:: What the exercise asks ::
Look for "this" in the records and copy every line that has it.

:: Supplied material ::

BEGIN

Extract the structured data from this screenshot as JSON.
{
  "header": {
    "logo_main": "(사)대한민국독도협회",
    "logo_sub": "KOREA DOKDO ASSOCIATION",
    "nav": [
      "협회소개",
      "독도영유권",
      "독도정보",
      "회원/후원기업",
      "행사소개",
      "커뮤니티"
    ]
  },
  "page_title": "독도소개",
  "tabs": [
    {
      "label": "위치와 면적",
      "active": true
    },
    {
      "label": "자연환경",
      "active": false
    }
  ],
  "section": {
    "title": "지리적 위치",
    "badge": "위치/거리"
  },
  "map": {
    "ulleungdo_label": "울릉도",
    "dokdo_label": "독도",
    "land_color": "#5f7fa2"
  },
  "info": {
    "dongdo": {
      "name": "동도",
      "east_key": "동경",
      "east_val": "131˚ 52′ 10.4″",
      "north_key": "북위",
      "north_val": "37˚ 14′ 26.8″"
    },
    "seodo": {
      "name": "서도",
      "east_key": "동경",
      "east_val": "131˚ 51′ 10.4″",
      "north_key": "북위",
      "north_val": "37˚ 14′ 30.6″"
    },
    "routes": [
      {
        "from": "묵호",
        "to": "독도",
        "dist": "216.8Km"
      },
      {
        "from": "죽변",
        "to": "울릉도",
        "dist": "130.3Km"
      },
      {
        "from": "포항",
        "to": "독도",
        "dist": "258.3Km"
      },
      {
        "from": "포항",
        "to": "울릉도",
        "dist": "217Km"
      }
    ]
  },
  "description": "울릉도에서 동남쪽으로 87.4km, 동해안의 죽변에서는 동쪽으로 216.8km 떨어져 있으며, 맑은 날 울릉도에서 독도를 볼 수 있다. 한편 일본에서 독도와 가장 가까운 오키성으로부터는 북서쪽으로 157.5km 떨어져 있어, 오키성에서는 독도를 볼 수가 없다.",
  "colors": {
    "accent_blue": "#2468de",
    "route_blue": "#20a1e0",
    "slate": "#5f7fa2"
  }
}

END
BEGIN

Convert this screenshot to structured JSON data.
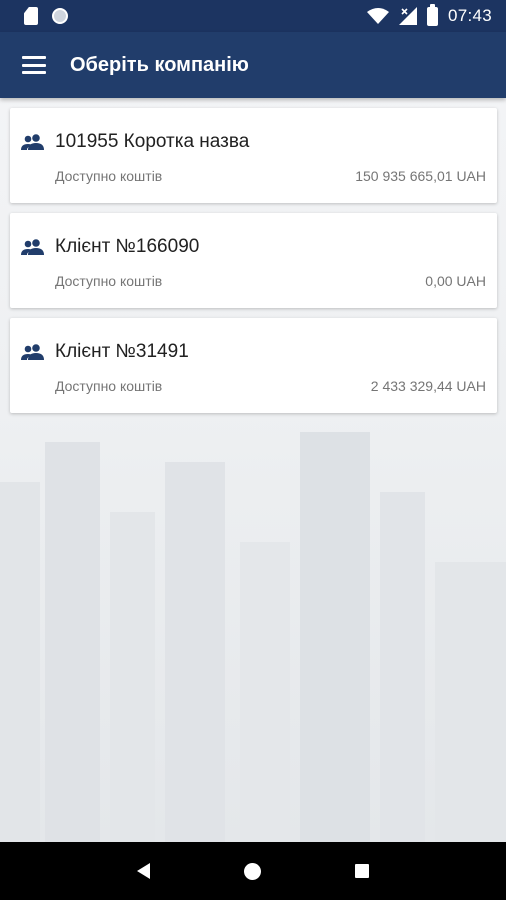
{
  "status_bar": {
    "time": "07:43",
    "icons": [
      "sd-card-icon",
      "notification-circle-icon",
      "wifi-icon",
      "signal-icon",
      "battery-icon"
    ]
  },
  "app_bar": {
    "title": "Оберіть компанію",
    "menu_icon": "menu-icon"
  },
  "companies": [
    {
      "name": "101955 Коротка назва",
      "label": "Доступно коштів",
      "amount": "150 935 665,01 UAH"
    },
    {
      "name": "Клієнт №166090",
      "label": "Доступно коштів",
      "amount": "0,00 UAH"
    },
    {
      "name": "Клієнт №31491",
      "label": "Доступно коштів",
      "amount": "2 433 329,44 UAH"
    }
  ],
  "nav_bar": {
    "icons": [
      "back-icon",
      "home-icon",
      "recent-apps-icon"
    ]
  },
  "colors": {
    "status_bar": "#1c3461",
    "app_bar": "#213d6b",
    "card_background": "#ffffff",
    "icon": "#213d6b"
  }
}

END

:: Solution ::
Extract the structured data from this screenshot as JSON.
Convert this screenshot to structured JSON data.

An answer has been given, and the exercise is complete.